Exercise brief:
Where a line of the material includes the string "glyph", copy that line.

───── Supplied data

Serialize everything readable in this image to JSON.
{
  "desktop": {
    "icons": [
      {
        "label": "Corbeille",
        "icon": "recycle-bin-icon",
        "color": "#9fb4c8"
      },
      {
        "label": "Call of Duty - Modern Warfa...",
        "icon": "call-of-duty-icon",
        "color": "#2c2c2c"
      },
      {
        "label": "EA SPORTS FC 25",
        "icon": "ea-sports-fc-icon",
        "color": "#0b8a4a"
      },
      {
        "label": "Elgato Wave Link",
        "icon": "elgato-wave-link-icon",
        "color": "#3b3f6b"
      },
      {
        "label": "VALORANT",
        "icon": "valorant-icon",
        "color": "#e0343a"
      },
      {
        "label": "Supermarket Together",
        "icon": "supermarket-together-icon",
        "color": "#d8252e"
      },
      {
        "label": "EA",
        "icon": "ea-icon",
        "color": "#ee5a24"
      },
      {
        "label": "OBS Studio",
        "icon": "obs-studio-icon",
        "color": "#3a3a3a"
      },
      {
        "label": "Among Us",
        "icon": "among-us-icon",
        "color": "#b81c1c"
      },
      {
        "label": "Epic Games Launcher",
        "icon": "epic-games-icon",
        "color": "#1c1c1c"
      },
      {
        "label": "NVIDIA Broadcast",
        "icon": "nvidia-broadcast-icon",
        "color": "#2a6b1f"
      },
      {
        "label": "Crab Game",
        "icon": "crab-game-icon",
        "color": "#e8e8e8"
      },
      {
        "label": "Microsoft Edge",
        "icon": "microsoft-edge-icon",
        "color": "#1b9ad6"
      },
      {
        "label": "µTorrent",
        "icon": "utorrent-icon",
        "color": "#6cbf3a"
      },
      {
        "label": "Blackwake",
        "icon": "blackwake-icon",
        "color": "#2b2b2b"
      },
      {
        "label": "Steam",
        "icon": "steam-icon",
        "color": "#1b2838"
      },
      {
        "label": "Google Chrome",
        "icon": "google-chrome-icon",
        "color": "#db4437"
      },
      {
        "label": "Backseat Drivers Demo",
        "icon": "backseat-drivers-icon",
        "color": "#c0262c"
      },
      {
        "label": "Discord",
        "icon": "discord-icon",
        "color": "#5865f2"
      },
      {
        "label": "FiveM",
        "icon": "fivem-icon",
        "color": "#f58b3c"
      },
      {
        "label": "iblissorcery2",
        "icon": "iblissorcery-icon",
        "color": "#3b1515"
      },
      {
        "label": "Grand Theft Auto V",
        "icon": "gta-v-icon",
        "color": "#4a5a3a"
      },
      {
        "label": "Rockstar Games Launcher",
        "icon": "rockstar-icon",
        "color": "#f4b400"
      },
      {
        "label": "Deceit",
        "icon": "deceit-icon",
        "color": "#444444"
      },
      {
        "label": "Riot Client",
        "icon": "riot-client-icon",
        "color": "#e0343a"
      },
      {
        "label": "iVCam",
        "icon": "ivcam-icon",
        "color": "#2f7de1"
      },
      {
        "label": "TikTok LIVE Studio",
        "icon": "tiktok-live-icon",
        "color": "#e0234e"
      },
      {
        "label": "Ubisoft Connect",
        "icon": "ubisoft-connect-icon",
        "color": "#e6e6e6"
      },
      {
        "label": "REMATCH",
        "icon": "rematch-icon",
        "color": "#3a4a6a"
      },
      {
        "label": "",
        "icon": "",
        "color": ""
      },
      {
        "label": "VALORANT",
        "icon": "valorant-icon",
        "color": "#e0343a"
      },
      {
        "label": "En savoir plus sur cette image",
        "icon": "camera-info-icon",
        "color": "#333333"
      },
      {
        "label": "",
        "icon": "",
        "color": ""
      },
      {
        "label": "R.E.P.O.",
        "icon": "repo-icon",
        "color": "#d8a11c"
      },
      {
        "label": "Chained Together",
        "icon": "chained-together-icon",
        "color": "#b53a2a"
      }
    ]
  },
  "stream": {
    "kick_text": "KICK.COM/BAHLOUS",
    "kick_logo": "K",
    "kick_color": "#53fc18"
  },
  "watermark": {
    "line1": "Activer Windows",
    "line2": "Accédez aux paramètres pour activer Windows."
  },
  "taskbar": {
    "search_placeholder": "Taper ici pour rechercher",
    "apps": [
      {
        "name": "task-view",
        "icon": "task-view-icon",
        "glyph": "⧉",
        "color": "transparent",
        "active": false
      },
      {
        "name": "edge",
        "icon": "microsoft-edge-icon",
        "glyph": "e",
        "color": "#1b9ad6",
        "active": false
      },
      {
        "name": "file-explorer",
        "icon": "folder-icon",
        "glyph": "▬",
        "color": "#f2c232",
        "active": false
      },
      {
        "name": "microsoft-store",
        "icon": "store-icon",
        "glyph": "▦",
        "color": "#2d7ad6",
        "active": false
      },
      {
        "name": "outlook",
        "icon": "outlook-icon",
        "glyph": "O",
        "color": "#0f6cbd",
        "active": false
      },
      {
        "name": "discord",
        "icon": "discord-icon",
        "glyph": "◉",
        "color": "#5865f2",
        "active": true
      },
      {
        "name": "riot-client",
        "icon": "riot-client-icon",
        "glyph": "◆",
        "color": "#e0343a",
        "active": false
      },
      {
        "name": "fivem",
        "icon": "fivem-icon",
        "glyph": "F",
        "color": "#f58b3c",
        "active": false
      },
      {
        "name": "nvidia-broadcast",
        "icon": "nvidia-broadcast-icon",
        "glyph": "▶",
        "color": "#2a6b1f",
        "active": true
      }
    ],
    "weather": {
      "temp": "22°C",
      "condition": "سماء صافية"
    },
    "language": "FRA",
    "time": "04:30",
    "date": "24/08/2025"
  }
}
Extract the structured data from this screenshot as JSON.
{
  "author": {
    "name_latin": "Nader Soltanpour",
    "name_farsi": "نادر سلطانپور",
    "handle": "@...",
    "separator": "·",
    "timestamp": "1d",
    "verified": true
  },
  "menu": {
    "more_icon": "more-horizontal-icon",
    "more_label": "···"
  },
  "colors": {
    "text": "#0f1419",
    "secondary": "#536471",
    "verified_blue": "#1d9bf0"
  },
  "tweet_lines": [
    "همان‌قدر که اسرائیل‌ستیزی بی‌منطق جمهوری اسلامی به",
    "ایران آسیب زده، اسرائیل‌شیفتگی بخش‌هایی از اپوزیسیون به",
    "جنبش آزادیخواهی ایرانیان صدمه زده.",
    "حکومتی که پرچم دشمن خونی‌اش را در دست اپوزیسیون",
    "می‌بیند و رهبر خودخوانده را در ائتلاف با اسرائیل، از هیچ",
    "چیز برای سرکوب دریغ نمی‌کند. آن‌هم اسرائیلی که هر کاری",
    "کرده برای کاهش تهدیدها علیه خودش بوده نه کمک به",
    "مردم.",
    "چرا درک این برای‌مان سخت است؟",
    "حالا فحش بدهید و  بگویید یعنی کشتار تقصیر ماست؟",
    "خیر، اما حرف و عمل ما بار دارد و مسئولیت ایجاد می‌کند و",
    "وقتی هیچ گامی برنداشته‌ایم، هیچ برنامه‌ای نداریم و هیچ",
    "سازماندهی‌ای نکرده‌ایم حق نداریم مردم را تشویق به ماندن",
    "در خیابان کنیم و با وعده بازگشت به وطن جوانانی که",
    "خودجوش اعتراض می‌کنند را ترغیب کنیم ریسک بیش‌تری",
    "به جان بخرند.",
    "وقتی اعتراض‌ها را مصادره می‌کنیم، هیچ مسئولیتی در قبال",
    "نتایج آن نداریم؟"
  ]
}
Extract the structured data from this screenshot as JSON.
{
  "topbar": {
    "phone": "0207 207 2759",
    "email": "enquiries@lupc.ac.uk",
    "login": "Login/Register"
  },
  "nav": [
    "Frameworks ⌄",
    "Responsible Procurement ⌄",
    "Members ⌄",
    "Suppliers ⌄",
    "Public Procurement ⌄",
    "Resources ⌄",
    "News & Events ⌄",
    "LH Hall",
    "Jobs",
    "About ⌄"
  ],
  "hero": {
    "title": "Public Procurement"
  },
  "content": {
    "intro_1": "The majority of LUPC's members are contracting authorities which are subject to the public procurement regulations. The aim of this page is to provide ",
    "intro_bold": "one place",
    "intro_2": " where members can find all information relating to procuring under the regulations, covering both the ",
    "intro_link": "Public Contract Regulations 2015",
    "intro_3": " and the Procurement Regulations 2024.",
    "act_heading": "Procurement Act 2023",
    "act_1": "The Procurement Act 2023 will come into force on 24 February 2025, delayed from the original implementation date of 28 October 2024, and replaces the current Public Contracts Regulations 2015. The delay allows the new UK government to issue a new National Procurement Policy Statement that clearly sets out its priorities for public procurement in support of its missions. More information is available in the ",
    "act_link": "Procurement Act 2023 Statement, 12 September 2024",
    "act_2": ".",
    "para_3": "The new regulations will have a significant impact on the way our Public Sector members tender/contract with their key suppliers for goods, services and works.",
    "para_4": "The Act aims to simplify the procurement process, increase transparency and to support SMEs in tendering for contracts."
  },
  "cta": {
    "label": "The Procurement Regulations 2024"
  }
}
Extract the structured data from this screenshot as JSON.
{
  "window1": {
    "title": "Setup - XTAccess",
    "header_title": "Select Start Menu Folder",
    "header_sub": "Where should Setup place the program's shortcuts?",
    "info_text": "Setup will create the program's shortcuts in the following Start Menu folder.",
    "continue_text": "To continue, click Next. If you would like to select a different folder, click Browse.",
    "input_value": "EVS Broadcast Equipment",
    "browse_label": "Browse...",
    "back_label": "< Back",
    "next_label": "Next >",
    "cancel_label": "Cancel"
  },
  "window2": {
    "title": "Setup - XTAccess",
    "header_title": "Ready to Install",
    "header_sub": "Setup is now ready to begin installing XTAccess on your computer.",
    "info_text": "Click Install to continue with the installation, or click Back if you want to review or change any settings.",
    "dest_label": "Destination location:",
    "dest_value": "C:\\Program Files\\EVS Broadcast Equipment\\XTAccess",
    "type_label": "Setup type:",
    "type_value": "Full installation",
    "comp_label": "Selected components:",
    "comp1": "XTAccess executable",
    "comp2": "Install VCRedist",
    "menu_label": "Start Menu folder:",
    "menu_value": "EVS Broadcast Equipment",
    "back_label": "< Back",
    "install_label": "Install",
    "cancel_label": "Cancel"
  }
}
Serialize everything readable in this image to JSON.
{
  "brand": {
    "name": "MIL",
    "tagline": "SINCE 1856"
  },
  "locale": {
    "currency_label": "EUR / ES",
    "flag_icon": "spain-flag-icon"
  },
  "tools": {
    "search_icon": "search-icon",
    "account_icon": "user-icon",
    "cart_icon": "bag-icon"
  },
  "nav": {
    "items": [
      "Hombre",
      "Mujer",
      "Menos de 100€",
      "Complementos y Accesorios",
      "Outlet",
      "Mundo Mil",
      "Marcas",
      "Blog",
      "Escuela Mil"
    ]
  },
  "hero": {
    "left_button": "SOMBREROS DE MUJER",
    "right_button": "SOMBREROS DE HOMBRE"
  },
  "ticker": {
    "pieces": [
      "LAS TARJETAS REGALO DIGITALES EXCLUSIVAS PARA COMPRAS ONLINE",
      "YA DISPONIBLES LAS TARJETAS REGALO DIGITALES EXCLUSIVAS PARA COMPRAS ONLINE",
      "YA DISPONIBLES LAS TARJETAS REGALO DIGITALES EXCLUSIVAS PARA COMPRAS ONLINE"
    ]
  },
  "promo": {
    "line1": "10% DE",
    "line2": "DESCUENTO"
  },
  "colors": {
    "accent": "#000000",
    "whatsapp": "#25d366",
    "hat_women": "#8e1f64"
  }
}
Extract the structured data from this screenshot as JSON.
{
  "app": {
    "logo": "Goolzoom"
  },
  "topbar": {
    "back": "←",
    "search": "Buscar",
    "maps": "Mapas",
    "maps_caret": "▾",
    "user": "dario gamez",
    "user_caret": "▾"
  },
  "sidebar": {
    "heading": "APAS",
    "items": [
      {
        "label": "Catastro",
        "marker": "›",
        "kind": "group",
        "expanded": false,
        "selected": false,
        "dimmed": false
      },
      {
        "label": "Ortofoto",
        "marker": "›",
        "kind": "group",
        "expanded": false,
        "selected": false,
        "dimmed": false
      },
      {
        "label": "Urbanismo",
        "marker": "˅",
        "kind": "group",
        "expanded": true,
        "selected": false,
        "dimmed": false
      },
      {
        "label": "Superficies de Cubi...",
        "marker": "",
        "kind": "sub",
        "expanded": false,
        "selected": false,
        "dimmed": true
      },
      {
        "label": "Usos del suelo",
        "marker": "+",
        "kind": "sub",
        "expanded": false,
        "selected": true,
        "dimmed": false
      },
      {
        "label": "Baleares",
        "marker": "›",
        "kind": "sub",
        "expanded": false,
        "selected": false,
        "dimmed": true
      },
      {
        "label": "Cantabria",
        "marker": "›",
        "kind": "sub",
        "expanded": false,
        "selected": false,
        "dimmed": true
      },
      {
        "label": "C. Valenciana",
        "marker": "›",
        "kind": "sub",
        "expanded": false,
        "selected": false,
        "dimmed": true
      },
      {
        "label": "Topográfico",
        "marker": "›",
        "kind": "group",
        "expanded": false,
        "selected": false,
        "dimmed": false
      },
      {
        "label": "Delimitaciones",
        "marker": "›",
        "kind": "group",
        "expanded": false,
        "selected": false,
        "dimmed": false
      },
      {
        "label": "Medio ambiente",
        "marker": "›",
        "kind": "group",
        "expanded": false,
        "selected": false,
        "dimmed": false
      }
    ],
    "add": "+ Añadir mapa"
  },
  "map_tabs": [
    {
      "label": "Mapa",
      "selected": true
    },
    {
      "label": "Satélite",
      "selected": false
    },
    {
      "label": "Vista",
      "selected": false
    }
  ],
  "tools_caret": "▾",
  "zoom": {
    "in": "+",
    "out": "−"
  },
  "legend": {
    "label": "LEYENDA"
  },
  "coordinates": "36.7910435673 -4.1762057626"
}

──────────

The answer:
        "glyph": "⧉",
        "glyph": "e",
        "glyph": "▬",
        "glyph": "▦",
        "glyph": "O",
        "glyph": "◉",
        "glyph": "◆",
        "glyph": "F",
        "glyph": "▶",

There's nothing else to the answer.